Previously, our laboratory developed Brillouin microscopy as an imaging modality which can noninvasively extract mechanical measurements of a material. Here, using Brillouin microscopy, we characterized the stiffening effects of accelerated and localized cross-linking procedures with three-dimensional resolution. However, existing procedures to extract elastic modulus information from Brillouin measurements rely on empirical calibrations because a fundamental understanding between the two had not yet been established. In practice, this limits Brillouin measurements to relative softening / stiffening information, which, while useful to compare protocol efficacies, are not optimal for modeling long-term shape behavior of the cornea in clinical settings.

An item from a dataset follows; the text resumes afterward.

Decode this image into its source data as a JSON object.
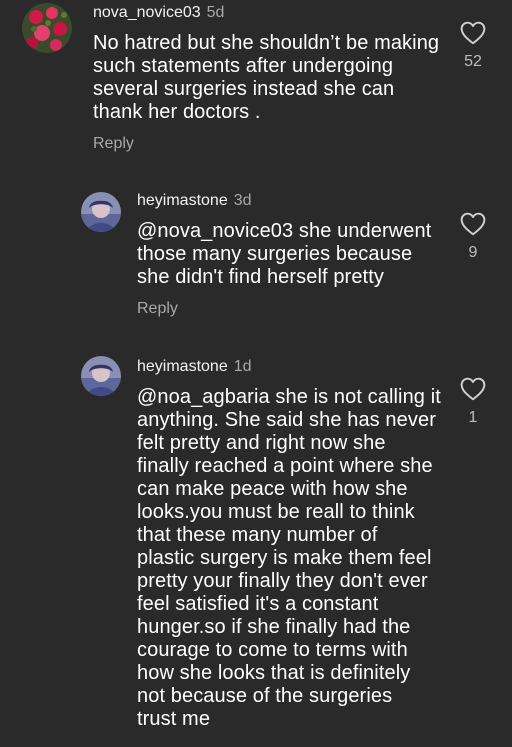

Here, we address this shortcoming of Brillouin microscopy. First, we identified that both Brillouin-derived mechanical modulus and traditional elastic modulus are dependent on two major biophysical factors: hydration and the mechanical properties of the solid matrix. We derived and experimentally verified a quantitative relationship to describe the distinct moduli dependencies of such factors. Based on these relationships, we derived a procedure to extract the elastic modulus of the cornea from experimental measurements of Brillouin frequency shift and hydration, two clinically available parameters. Thus, the work presented here establishes a spatially resolved, noninvasive method for measuring corneal elastic modulus.